He was an award-winning high school quarterback, earning All-State honors for leading the state in passing yards and touchdowns his junior and senior years. He now applies that same dedication and discipline to the music industry. "On the football field, all 11 of us on offense have to work together at the same time to make a play work," he says. "It's just like that with the music industry, between your band, your label, management and booking agency. But knowing that at the end of the day, it is my career and I'm in control, I take a lot from my football experience because I grew up in that position on teams. I was always the quarterback; it was all in my hands."

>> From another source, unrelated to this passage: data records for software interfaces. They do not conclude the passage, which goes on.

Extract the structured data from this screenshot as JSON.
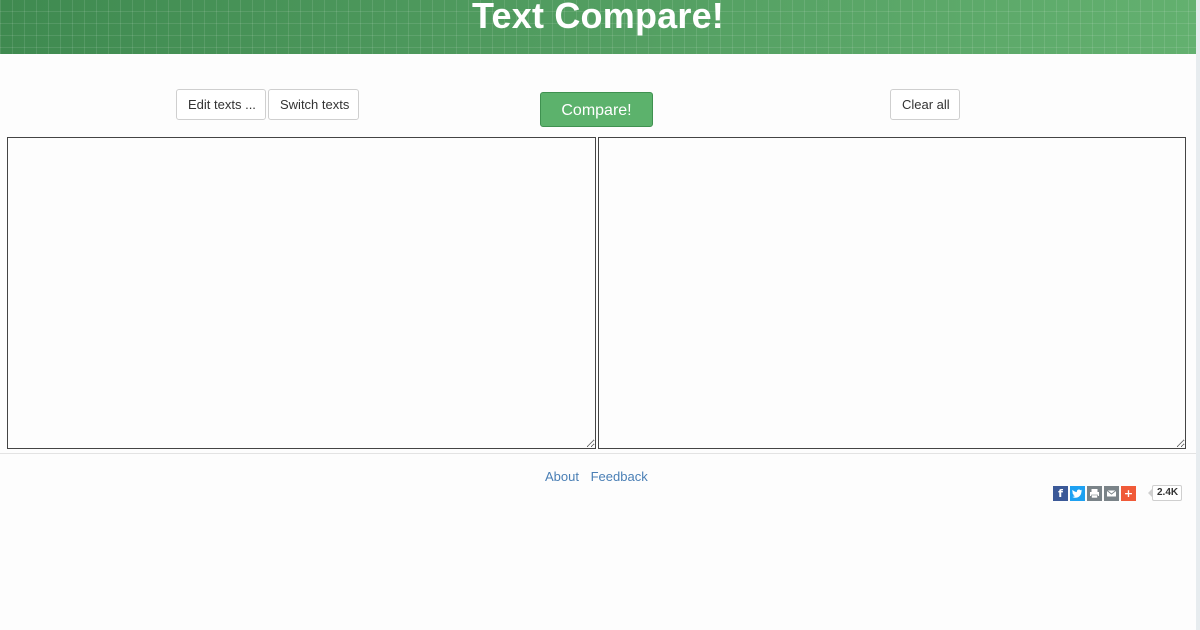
{
  "header": {
    "title": "Text Compare!"
  },
  "toolbar": {
    "edit_label": "Edit texts ...",
    "switch_label": "Switch texts",
    "compare_label": "Compare!",
    "clear_label": "Clear all"
  },
  "editors": {
    "left_value": "",
    "right_value": ""
  },
  "footer": {
    "about_label": "About",
    "feedback_label": "Feedback"
  },
  "share": {
    "icons": [
      "facebook-icon",
      "twitter-icon",
      "print-icon",
      "email-icon",
      "more-plus-icon"
    ],
    "count": "2.4K"
  },
  "colors": {
    "header_green": "#4f9a5e",
    "compare_green": "#5cb26c",
    "link_blue": "#4a7fb5",
    "facebook": "#3b5998",
    "twitter": "#1da1f2",
    "print": "#7a8388",
    "email": "#7a8388",
    "more": "#f05a38"
  }
}
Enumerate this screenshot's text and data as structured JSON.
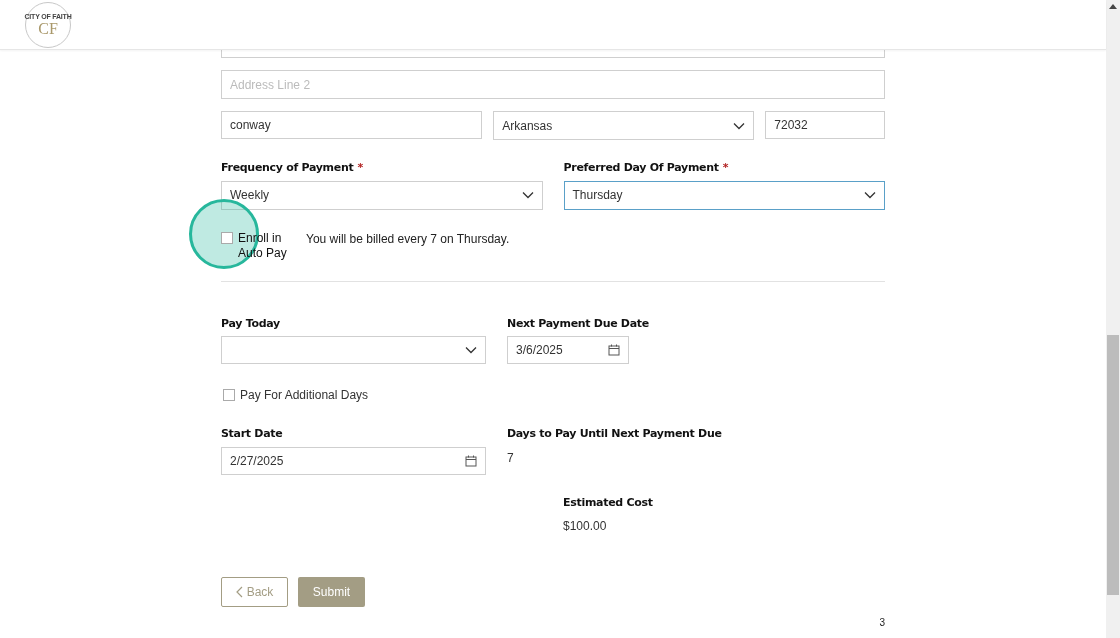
{
  "logo": {
    "title": "CITY OF FAITH",
    "mark": "CF"
  },
  "address": {
    "line2": {
      "placeholder": "Address Line 2"
    },
    "city": {
      "value": "conway"
    },
    "state": {
      "value": "Arkansas"
    },
    "zip": {
      "value": "72032"
    }
  },
  "frequency": {
    "label": "Frequency of Payment",
    "required_mark": "*",
    "value": "Weekly",
    "focused": false
  },
  "preferred_day": {
    "label": "Preferred Day Of Payment",
    "required_mark": "*",
    "value": "Thursday",
    "focused": true
  },
  "autopay": {
    "label": "Enroll in Auto Pay",
    "checked": false
  },
  "billing_note": "You will be billed every 7 on Thursday.",
  "pay_today": {
    "label": "Pay Today"
  },
  "next_due": {
    "label": "Next Payment Due Date",
    "value": "3/6/2025"
  },
  "additional_days": {
    "label": "Pay For Additional Days",
    "checked": false
  },
  "start_date": {
    "label": "Start Date",
    "value": "2/27/2025"
  },
  "days_to_pay": {
    "label": "Days to Pay Until Next Payment Due",
    "value": "7"
  },
  "estimated_cost": {
    "label": "Estimated Cost",
    "value": "$100.00"
  },
  "buttons": {
    "back": "Back",
    "submit": "Submit"
  },
  "page_number": "3"
}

But he declined several football scholarships and instead opted to play college soccer at Nashville's Trevecca Nazarene University before transferring to Middle Tennessee State University for two years, until music beckoned. During college he played in a band called Homestead that was frequently booked at fraternity parties and Middle Tennessee bars. "That was a great way to just get your chops up and understand how a crowd works and how to keep them entertained," he says.
He worked odd jobs, including roofing houses, waiting tables and bartending, while writing songs in hopes of landing a publishing deal. Inspired by the music of Steve Earle, Chris Knight, Hank Williams, Jr., Waylon Jennings, Willie Nelson, The Wallflowers and Counting Crows, he eventually came into his own with a sound that's a little left of country's center.
He signed with Sony Music Publishing in 2008 and began writing with its team of established writers. His burgeoning catalog caught the attention of Universal Music Group Nashville's Joe Fisher, and he soon signed with Universal's Mercury Nashville and began creating his debut album.
In addition to "1,000 Faces" and the debut single, "Ain't Much Left Of Lovin' You," the Jay Joyce-produced album's stand-outs include "Goodbye Rain," in which he takes a one-way fast train out of town in search of a second chance and relief from his rear-view heartache, and "Like a Cowboy," which describes a modern-day cowboy who has leaving in his DNA and constant disappointment in his wake. "Girl, I will love you the best that I can, but you need to know I am what I am," he sings. "I'm not a bad guy, but I'm not a good guy at heart."
"Last Horse," which he wrote with his father, is about a man clinging to a dying relationship. "I don't want to be the last horse left in this one-horse town," Randy sings with Emmylou Harris. "When you hear a legendary voice like that singing along with your own voice, it's a little surreal," he says. "At the time, it's kind of tough to realize the magnitude of what just went down. But then once it does sink in, it's like, 'This is going to be a tough thing to top.'"
"Assembly Line" depicts the daily existence of a manufacturing employee whose life is marked by numbers – production steps, unused vacation days, hourly rates and punched timecards. "It's a job for the diligent heart and I'm just one of a thousand parts," he sings. "You might think I've got it rough, but I don't mind working on the assembly line."
He co-wrote "Back of My Heart" and the high-energy "Reckless" with his father and Brian Maher. "Sonically, there's definitely a theme," he says. "We're using 12-string all over the record, which is kind of Tom Petty-ish. It's also B-3 heavy and has a very roomy drum sound, kind of like the Wallflowers."
Randy's goal is to have enough success that he can keep doing this. "I just love this," he says. "I wouldn't have it any other way – performing live, songwriting, being in the studio. I truly love it all."
"Like they always say, 'Find something that you love to do and you'll never work a day in your life.' So far, I feel that way. There's nothing I would rather do. I want to take it as far as it can go."